Why do you go to therapy?
To feel like you're resolving you problems on love? You issues with your family? Work stress?
Here is as far as I know about dogs because to be honest I don't know much. But dogs are the best things in the entire world. Because they don't give a crap about if you are happy or sad as long as they can kiss you, get belly rubs, treats, etc. they are literally the best things you can ever have because even if you get upset that they ate your shoes, they will forgive you for being upset almost instantly. I have two and I will say, I will never have regrets about a single day I've had them in my life. A man's bestfriend? Nope, they are a woman's bestfriend, but secretly I think it's because I'm the one that gives them treats.
Dog lover forever!
Ain’t that a Bitch!
We can't all have good opinions; otherwise, how would we know them at all.
A Quadruped once said,"...", nothing at all!
But they sure were sweet when they lay their head on your knee after licking the tears off your ruby red face.
At that moment, in that place, they were there for just you, and they knew it, and they love you no matter what you do!
It's these silent moments when the only warmth in your world is that mutts soft furry curls slid over your hand.
It's the unblinking stare and the total demand of your attention to heard you away from the wonton feelings that got you so low.
It's that you won't freeze when it's 20 below zero on a three dog night in your tiny house you built; but failed to prioritize insulation, but dammit!
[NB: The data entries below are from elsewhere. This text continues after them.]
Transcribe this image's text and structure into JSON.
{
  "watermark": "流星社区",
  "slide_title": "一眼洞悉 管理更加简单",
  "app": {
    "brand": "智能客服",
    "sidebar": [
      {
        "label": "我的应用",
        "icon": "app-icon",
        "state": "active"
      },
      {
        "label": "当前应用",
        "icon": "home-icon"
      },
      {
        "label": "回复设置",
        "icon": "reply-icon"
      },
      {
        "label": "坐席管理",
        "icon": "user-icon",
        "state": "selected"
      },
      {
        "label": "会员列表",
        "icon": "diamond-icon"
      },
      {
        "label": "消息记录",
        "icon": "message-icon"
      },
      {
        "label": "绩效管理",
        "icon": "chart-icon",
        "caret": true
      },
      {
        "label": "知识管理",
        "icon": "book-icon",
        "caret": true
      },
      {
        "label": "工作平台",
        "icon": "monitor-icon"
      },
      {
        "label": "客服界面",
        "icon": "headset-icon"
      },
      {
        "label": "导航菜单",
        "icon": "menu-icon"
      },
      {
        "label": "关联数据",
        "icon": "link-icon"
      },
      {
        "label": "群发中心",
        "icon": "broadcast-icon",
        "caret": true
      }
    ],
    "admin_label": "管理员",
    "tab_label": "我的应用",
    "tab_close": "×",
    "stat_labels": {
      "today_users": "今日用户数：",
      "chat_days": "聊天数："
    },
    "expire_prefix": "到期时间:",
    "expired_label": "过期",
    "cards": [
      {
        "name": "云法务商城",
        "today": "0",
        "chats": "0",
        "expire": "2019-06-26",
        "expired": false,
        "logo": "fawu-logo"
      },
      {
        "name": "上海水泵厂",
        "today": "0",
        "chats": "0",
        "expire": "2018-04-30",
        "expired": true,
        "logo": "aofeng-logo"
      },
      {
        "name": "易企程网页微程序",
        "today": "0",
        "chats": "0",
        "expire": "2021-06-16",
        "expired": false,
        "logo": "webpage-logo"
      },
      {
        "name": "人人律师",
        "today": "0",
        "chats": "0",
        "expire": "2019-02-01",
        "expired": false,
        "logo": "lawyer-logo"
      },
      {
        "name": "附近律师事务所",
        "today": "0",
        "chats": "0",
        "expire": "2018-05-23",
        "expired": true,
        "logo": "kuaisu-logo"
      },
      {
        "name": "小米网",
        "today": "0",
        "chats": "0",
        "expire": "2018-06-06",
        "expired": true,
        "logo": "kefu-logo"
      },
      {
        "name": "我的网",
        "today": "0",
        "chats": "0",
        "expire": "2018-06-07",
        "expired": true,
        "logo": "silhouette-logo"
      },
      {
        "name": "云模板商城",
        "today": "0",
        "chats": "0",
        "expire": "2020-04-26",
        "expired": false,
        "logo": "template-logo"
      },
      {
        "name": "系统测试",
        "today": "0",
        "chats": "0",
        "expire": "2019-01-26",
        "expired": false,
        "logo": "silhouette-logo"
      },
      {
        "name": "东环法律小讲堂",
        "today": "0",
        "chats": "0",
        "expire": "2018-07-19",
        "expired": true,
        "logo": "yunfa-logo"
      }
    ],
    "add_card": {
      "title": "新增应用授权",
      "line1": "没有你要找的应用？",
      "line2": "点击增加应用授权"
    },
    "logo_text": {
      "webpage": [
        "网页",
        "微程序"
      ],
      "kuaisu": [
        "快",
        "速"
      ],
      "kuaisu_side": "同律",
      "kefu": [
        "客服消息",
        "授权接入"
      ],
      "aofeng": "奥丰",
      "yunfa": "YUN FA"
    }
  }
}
You felt it sure looked cute in the shade of green you painted it. The one that the last of your building funds got alloted to. The one you got when you should have gotten new pink panther sheathing foam to line your tiny walls with.
It's those little things like puppy breath and them breathing little barks and ruffs as they are chasing their dreams. It's their little pup-paws up in the air, without a care ,or a thought of gravity. Chasing cars in their subconscious.
I couldn't bare the tragedy
of some of this lifes flaws
if it weren't for that little brindle brown puppy with huge f-ing paws;
my Mr. Buster Brown.
And later actually his litter brother
My dog Jax
Who is "Jaxon pollock Brown" and
Now I have little Paw Paw too.
They're My boys, my friend, my dogs to the end; they are family and I'll be damned if they didn't save my life through the toughest times yet.
So follow me when I say
forgive me please
Dont forget I mean not to be rude.
I'm not normally so braisen to say;
With so much attitude;
That your opinion (no one asked for)
is more than welcome to
join the food i had for lunch
down the drain and flushed.
It's what I do
with all the shit I process
Though what to do with you, Deficating from where your mouth is,
To really screw the pooch.
"Ain't that a bitch; I got this."
I say; handing you tissue.